__REQUIREMENT__
Every entry below needs to be copied exactly.

__MATERIAL FOR THE TASK__
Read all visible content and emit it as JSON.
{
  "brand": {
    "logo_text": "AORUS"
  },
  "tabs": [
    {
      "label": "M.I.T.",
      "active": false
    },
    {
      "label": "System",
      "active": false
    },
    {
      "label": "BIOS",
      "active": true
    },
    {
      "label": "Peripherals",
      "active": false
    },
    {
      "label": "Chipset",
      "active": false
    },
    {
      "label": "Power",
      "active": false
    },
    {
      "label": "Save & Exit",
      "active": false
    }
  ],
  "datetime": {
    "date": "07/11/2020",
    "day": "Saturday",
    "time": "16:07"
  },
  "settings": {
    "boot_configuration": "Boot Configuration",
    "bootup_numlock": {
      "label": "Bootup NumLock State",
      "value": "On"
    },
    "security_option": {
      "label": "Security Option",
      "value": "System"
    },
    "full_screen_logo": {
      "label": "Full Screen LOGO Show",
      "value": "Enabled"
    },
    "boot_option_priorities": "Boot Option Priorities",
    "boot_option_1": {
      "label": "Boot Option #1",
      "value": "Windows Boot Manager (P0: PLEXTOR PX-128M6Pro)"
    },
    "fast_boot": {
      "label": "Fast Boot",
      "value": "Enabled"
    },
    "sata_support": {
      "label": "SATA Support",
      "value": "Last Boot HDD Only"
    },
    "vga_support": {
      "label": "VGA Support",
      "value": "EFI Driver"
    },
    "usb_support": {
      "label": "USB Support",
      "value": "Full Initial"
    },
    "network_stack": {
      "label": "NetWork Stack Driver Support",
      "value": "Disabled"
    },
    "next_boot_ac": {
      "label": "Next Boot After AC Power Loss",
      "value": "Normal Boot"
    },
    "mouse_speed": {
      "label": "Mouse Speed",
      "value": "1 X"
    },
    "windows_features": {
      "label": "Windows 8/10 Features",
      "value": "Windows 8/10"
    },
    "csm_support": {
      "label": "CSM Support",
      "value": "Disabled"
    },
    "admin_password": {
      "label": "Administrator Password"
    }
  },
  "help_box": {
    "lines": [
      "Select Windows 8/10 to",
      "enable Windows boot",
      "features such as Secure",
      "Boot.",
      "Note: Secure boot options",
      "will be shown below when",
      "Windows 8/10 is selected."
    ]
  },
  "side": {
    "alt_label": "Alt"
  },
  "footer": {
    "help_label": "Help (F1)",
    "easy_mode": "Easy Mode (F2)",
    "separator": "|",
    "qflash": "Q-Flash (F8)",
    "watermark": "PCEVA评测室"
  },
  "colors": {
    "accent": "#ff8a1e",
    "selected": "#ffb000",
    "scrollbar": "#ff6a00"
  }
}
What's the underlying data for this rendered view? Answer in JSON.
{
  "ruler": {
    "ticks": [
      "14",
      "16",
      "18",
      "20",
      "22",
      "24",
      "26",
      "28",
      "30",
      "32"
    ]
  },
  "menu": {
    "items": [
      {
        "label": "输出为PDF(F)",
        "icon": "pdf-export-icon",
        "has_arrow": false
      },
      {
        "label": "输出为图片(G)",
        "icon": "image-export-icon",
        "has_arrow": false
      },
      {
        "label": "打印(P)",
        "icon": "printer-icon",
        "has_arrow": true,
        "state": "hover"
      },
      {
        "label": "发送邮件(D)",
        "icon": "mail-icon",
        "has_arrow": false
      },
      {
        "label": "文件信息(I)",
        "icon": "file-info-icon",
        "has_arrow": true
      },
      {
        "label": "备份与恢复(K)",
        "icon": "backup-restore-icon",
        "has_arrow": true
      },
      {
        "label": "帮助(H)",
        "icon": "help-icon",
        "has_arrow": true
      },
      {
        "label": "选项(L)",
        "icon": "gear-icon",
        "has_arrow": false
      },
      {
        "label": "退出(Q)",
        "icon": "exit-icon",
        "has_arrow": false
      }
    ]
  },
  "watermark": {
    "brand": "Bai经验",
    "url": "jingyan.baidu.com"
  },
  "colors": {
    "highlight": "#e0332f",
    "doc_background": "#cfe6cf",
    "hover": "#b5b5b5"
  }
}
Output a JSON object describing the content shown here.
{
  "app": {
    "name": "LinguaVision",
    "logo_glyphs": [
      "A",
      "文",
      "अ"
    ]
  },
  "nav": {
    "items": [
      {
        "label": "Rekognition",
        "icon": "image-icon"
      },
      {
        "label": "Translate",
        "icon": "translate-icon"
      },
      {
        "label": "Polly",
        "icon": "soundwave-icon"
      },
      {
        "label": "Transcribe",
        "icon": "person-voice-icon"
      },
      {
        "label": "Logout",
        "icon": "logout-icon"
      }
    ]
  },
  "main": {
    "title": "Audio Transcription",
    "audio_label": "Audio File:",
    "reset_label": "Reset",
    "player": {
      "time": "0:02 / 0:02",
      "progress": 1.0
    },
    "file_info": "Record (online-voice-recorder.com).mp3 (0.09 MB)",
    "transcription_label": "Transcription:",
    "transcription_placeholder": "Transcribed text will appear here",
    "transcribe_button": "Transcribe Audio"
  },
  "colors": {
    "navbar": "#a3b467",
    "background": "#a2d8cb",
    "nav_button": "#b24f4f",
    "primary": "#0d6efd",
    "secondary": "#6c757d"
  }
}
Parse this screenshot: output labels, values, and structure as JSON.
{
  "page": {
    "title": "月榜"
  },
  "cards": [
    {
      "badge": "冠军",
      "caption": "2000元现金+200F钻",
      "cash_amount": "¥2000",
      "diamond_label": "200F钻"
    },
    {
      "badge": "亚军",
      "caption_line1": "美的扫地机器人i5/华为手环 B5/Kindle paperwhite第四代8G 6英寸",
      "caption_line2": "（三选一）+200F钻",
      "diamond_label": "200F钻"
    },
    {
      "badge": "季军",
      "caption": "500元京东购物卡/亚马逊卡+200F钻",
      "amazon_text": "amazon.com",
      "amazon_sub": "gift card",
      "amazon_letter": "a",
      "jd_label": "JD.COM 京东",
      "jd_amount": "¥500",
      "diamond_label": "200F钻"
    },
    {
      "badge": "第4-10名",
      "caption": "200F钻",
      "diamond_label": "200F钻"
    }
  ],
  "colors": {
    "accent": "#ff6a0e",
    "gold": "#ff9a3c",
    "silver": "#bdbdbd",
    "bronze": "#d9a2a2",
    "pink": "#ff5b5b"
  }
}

__WRITTEN SOLUTION__
Read all visible content and emit it as JSON.
{
  "brand": {
    "logo_text": "AORUS"
  },
  "tabs": [
    {
      "label": "M.I.T.",
      "active": false
    },
    {
      "label": "System",
      "active": false
    },
    {
      "label": "BIOS",
      "active": true
    },
    {
      "label": "Peripherals",
      "active": false
    },
    {
      "label": "Chipset",
      "active": false
    },
    {
      "label": "Power",
      "active": false
    },
    {
      "label": "Save & Exit",
      "active": false
    }
  ],
  "datetime": {
    "date": "07/11/2020",
    "day": "Saturday",
    "time": "16:07"
  },
  "settings": {
    "boot_configuration": "Boot Configuration",
    "bootup_numlock": {
      "label": "Bootup NumLock State",
      "value": "On"
    },
    "security_option": {
      "label": "Security Option",
      "value": "System"
    },
    "full_screen_logo": {
      "label": "Full Screen LOGO Show",
      "value": "Enabled"
    },
    "boot_option_priorities": "Boot Option Priorities",
    "boot_option_1": {
      "label": "Boot Option #1",
      "value": "Windows Boot Manager (P0: PLEXTOR PX-128M6Pro)"
    },
    "fast_boot": {
      "label": "Fast Boot",
      "value": "Enabled"
    },
    "sata_support": {
      "label": "SATA Support",
      "value": "Last Boot HDD Only"
    },
    "vga_support": {
      "label": "VGA Support",
      "value": "EFI Driver"
    },
    "usb_support": {
      "label": "USB Support",
      "value": "Full Initial"
    },
    "network_stack": {
      "label": "NetWork Stack Driver Support",
      "value": "Disabled"
    },
    "next_boot_ac": {
      "label": "Next Boot After AC Power Loss",
      "value": "Normal Boot"
    },
    "mouse_speed": {
      "label": "Mouse Speed",
      "value": "1 X"
    },
    "windows_features": {
      "label": "Windows 8/10 Features",
      "value": "Windows 8/10"
    },
    "csm_support": {
      "label": "CSM Support",
      "value": "Disabled"
    },
    "admin_password": {
      "label": "Administrator Password"
    }
  },
  "help_box": {
    "lines": [
      "Select Windows 8/10 to",
      "enable Windows boot",
      "features such as Secure",
      "Boot.",
      "Note: Secure boot options",
      "will be shown below when",
      "Windows 8/10 is selected."
    ]
  },
  "side": {
    "alt_label": "Alt"
  },
  "footer": {
    "help_label": "Help (F1)",
    "easy_mode": "Easy Mode (F2)",
    "separator": "|",
    "qflash": "Q-Flash (F8)",
    "watermark": "PCEVA评测室"
  },
  "colors": {
    "accent": "#ff8a1e",
    "selected": "#ffb000",
    "scrollbar": "#ff6a00"
  }
}
What's the underlying data for this rendered view? Answer in JSON.
{
  "ruler": {
    "ticks": [
      "14",
      "16",
      "18",
      "20",
      "22",
      "24",
      "26",
      "28",
      "30",
      "32"
    ]
  },
  "menu": {
    "items": [
      {
        "label": "输出为PDF(F)",
        "icon": "pdf-export-icon",
        "has_arrow": false
      },
      {
        "label": "输出为图片(G)",
        "icon": "image-export-icon",
        "has_arrow": false
      },
      {
        "label": "打印(P)",
        "icon": "printer-icon",
        "has_arrow": true,
        "state": "hover"
      },
      {
        "label": "发送邮件(D)",
        "icon": "mail-icon",
        "has_arrow": false
      },
      {
        "label": "文件信息(I)",
        "icon": "file-info-icon",
        "has_arrow": true
      },
      {
        "label": "备份与恢复(K)",
        "icon": "backup-restore-icon",
        "has_arrow": true
      },
      {
        "label": "帮助(H)",
        "icon": "help-icon",
        "has_arrow": true
      },
      {
        "label": "选项(L)",
        "icon": "gear-icon",
        "has_arrow": false
      },
      {
        "label": "退出(Q)",
        "icon": "exit-icon",
        "has_arrow": false
      }
    ]
  },
  "watermark": {
    "brand": "Bai经验",
    "url": "jingyan.baidu.com"
  },
  "colors": {
    "highlight": "#e0332f",
    "doc_background": "#cfe6cf",
    "hover": "#b5b5b5"
  }
}
Output a JSON object describing the content shown here.
{
  "app": {
    "name": "LinguaVision",
    "logo_glyphs": [
      "A",
      "文",
      "अ"
    ]
  },
  "nav": {
    "items": [
      {
        "label": "Rekognition",
        "icon": "image-icon"
      },
      {
        "label": "Translate",
        "icon": "translate-icon"
      },
      {
        "label": "Polly",
        "icon": "soundwave-icon"
      },
      {
        "label": "Transcribe",
        "icon": "person-voice-icon"
      },
      {
        "label": "Logout",
        "icon": "logout-icon"
      }
    ]
  },
  "main": {
    "title": "Audio Transcription",
    "audio_label": "Audio File:",
    "reset_label": "Reset",
    "player": {
      "time": "0:02 / 0:02",
      "progress": 1.0
    },
    "file_info": "Record (online-voice-recorder.com).mp3 (0.09 MB)",
    "transcription_label": "Transcription:",
    "transcription_placeholder": "Transcribed text will appear here",
    "transcribe_button": "Transcribe Audio"
  },
  "colors": {
    "navbar": "#a3b467",
    "background": "#a2d8cb",
    "nav_button": "#b24f4f",
    "primary": "#0d6efd",
    "secondary": "#6c757d"
  }
}
Parse this screenshot: output labels, values, and structure as JSON.
{
  "page": {
    "title": "月榜"
  },
  "cards": [
    {
      "badge": "冠军",
      "caption": "2000元现金+200F钻",
      "cash_amount": "¥2000",
      "diamond_label": "200F钻"
    },
    {
      "badge": "亚军",
      "caption_line1": "美的扫地机器人i5/华为手环 B5/Kindle paperwhite第四代8G 6英寸",
      "caption_line2": "（三选一）+200F钻",
      "diamond_label": "200F钻"
    },
    {
      "badge": "季军",
      "caption": "500元京东购物卡/亚马逊卡+200F钻",
      "amazon_text": "amazon.com",
      "amazon_sub": "gift card",
      "amazon_letter": "a",
      "jd_label": "JD.COM 京东",
      "jd_amount": "¥500",
      "diamond_label": "200F钻"
    },
    {
      "badge": "第4-10名",
      "caption": "200F钻",
      "diamond_label": "200F钻"
    }
  ],
  "colors": {
    "accent": "#ff6a0e",
    "gold": "#ff9a3c",
    "silver": "#bdbdbd",
    "bronze": "#d9a2a2",
    "pink": "#ff5b5b"
  }
}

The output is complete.